#### Work instruction
The records must be repeated exactly and in their entirety.

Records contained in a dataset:
# # # # #
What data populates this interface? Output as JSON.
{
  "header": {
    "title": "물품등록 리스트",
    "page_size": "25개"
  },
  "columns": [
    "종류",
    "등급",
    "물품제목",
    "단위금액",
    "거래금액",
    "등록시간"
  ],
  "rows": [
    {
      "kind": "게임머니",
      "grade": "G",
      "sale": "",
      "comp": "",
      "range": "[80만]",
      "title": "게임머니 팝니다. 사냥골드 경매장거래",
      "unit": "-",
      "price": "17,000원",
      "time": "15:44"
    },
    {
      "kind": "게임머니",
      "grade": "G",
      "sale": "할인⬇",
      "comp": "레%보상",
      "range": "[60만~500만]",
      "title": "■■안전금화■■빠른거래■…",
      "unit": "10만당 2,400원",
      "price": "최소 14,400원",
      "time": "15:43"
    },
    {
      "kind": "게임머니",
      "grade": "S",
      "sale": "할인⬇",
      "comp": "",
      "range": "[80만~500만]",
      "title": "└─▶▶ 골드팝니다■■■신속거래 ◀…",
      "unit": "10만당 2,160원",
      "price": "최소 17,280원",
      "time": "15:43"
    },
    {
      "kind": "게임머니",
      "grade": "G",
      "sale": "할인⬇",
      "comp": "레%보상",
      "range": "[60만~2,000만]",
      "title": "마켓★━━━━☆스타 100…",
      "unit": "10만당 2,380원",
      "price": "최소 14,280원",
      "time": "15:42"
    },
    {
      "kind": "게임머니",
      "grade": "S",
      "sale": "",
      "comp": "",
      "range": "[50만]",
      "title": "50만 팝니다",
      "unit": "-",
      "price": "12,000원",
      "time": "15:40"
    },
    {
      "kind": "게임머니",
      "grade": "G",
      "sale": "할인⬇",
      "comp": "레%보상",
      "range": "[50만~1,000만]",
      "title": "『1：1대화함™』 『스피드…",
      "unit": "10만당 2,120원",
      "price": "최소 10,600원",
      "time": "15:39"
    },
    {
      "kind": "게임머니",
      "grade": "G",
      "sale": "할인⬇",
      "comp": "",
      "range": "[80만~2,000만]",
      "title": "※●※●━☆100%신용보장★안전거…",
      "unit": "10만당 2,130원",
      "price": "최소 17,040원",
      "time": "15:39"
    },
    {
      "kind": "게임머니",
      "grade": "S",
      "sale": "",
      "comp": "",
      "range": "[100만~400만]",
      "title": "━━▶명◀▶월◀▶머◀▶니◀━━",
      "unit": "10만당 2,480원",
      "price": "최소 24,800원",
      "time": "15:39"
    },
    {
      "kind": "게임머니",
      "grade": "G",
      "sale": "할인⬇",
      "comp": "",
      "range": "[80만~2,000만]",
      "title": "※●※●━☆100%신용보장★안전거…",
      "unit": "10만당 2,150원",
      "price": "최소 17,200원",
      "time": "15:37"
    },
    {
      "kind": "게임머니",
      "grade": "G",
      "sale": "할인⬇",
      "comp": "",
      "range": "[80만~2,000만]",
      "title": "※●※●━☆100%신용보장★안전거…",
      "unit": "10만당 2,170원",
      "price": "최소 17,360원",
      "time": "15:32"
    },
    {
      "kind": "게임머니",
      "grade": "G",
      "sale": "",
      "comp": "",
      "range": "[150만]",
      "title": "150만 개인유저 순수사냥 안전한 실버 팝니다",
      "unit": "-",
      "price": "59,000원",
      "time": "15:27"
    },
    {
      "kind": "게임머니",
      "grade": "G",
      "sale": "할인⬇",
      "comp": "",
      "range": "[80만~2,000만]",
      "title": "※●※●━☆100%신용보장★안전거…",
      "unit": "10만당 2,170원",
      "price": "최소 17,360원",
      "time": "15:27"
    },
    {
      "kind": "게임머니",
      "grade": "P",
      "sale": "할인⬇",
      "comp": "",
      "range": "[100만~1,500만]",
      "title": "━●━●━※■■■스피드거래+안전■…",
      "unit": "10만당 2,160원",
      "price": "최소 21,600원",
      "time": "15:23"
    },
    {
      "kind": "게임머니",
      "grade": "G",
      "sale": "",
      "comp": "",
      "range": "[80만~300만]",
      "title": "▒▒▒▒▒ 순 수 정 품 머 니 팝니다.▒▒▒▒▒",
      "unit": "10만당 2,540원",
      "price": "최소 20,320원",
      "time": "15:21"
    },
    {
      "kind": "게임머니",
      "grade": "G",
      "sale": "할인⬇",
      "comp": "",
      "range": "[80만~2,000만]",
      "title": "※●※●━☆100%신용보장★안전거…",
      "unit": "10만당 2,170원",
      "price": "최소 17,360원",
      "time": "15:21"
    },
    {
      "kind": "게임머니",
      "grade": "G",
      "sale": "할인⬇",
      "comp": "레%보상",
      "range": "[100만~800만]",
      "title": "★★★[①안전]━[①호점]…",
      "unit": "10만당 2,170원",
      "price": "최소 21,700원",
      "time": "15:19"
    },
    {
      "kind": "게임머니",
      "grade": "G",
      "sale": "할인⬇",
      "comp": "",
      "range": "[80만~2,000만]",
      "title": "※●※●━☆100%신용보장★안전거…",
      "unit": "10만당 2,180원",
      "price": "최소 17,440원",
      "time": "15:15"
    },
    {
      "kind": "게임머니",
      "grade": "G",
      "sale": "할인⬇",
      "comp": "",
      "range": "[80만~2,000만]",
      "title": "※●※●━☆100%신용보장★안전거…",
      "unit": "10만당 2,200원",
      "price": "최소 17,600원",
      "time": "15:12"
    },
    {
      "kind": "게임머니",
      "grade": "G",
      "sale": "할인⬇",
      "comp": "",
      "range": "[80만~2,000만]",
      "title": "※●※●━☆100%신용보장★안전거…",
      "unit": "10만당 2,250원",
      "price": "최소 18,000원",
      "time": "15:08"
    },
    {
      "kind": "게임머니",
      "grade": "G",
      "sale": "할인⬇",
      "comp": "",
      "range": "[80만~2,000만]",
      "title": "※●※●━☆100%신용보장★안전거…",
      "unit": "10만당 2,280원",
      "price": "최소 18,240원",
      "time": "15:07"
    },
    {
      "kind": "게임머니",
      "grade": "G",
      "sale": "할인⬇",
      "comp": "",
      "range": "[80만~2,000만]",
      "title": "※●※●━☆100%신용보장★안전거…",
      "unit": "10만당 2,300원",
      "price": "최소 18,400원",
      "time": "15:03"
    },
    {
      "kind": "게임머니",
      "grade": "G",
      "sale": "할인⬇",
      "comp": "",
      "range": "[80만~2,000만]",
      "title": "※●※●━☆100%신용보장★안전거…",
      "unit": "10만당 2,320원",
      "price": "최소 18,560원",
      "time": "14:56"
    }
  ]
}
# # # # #
#### Answer below
What data populates this interface? Output as JSON.
{
  "header": {
    "title": "물품등록 리스트",
    "page_size": "25개"
  },
  "columns": [
    "종류",
    "등급",
    "물품제목",
    "단위금액",
    "거래금액",
    "등록시간"
  ],
  "rows": [
    {
      "kind": "게임머니",
      "grade": "G",
      "sale": "",
      "comp": "",
      "range": "[80만]",
      "title": "게임머니 팝니다. 사냥골드 경매장거래",
      "unit": "-",
      "price": "17,000원",
      "time": "15:44"
    },
    {
      "kind": "게임머니",
      "grade": "G",
      "sale": "할인⬇",
      "comp": "레%보상",
      "range": "[60만~500만]",
      "title": "■■안전금화■■빠른거래■…",
      "unit": "10만당 2,400원",
      "price": "최소 14,400원",
      "time": "15:43"
    },
    {
      "kind": "게임머니",
      "grade": "S",
      "sale": "할인⬇",
      "comp": "",
      "range": "[80만~500만]",
      "title": "└─▶▶ 골드팝니다■■■신속거래 ◀…",
      "unit": "10만당 2,160원",
      "price": "최소 17,280원",
      "time": "15:43"
    },
    {
      "kind": "게임머니",
      "grade": "G",
      "sale": "할인⬇",
      "comp": "레%보상",
      "range": "[60만~2,000만]",
      "title": "마켓★━━━━☆스타 100…",
      "unit": "10만당 2,380원",
      "price": "최소 14,280원",
      "time": "15:42"
    },
    {
      "kind": "게임머니",
      "grade": "S",
      "sale": "",
      "comp": "",
      "range": "[50만]",
      "title": "50만 팝니다",
      "unit": "-",
      "price": "12,000원",
      "time": "15:40"
    },
    {
      "kind": "게임머니",
      "grade": "G",
      "sale": "할인⬇",
      "comp": "레%보상",
      "range": "[50만~1,000만]",
      "title": "『1：1대화함™』 『스피드…",
      "unit": "10만당 2,120원",
      "price": "최소 10,600원",
      "time": "15:39"
    },
    {
      "kind": "게임머니",
      "grade": "G",
      "sale": "할인⬇",
      "comp": "",
      "range": "[80만~2,000만]",
      "title": "※●※●━☆100%신용보장★안전거…",
      "unit": "10만당 2,130원",
      "price": "최소 17,040원",
      "time": "15:39"
    },
    {
      "kind": "게임머니",
      "grade": "S",
      "sale": "",
      "comp": "",
      "range": "[100만~400만]",
      "title": "━━▶명◀▶월◀▶머◀▶니◀━━",
      "unit": "10만당 2,480원",
      "price": "최소 24,800원",
      "time": "15:39"
    },
    {
      "kind": "게임머니",
      "grade": "G",
      "sale": "할인⬇",
      "comp": "",
      "range": "[80만~2,000만]",
      "title": "※●※●━☆100%신용보장★안전거…",
      "unit": "10만당 2,150원",
      "price": "최소 17,200원",
      "time": "15:37"
    },
    {
      "kind": "게임머니",
      "grade": "G",
      "sale": "할인⬇",
      "comp": "",
      "range": "[80만~2,000만]",
      "title": "※●※●━☆100%신용보장★안전거…",
      "unit": "10만당 2,170원",
      "price": "최소 17,360원",
      "time": "15:32"
    },
    {
      "kind": "게임머니",
      "grade": "G",
      "sale": "",
      "comp": "",
      "range": "[150만]",
      "title": "150만 개인유저 순수사냥 안전한 실버 팝니다",
      "unit": "-",
      "price": "59,000원",
      "time": "15:27"
    },
    {
      "kind": "게임머니",
      "grade": "G",
      "sale": "할인⬇",
      "comp": "",
      "range": "[80만~2,000만]",
      "title": "※●※●━☆100%신용보장★안전거…",
      "unit": "10만당 2,170원",
      "price": "최소 17,360원",
      "time": "15:27"
    },
    {
      "kind": "게임머니",
      "grade": "P",
      "sale": "할인⬇",
      "comp": "",
      "range": "[100만~1,500만]",
      "title": "━●━●━※■■■스피드거래+안전■…",
      "unit": "10만당 2,160원",
      "price": "최소 21,600원",
      "time": "15:23"
    },
    {
      "kind": "게임머니",
      "grade": "G",
      "sale": "",
      "comp": "",
      "range": "[80만~300만]",
      "title": "▒▒▒▒▒ 순 수 정 품 머 니 팝니다.▒▒▒▒▒",
      "unit": "10만당 2,540원",
      "price": "최소 20,320원",
      "time": "15:21"
    },
    {
      "kind": "게임머니",
      "grade": "G",
      "sale": "할인⬇",
      "comp": "",
      "range": "[80만~2,000만]",
      "title": "※●※●━☆100%신용보장★안전거…",
      "unit": "10만당 2,170원",
      "price": "최소 17,360원",
      "time": "15:21"
    },
    {
      "kind": "게임머니",
      "grade": "G",
      "sale": "할인⬇",
      "comp": "레%보상",
      "range": "[100만~800만]",
      "title": "★★★[①안전]━[①호점]…",
      "unit": "10만당 2,170원",
      "price": "최소 21,700원",
      "time": "15:19"
    },
    {
      "kind": "게임머니",
      "grade": "G",
      "sale": "할인⬇",
      "comp": "",
      "range": "[80만~2,000만]",
      "title": "※●※●━☆100%신용보장★안전거…",
      "unit": "10만당 2,180원",
      "price": "최소 17,440원",
      "time": "15:15"
    },
    {
      "kind": "게임머니",
      "grade": "G",
      "sale": "할인⬇",
      "comp": "",
      "range": "[80만~2,000만]",
      "title": "※●※●━☆100%신용보장★안전거…",
      "unit": "10만당 2,200원",
      "price": "최소 17,600원",
      "time": "15:12"
    },
    {
      "kind": "게임머니",
      "grade": "G",
      "sale": "할인⬇",
      "comp": "",
      "range": "[80만~2,000만]",
      "title": "※●※●━☆100%신용보장★안전거…",
      "unit": "10만당 2,250원",
      "price": "최소 18,000원",
      "time": "15:08"
    },
    {
      "kind": "게임머니",
      "grade": "G",
      "sale": "할인⬇",
      "comp": "",
      "range": "[80만~2,000만]",
      "title": "※●※●━☆100%신용보장★안전거…",
      "unit": "10만당 2,280원",
      "price": "최소 18,240원",
      "time": "15:07"
    },
    {
      "kind": "게임머니",
      "grade": "G",
      "sale": "할인⬇",
      "comp": "",
      "range": "[80만~2,000만]",
      "title": "※●※●━☆100%신용보장★안전거…",
      "unit": "10만당 2,300원",
      "price": "최소 18,400원",
      "time": "15:03"
    },
    {
      "kind": "게임머니",
      "grade": "G",
      "sale": "할인⬇",
      "comp": "",
      "range": "[80만~2,000만]",
      "title": "※●※●━☆100%신용보장★안전거…",
      "unit": "10만당 2,320원",
      "price": "최소 18,560원",
      "time": "14:56"
    }
  ]
}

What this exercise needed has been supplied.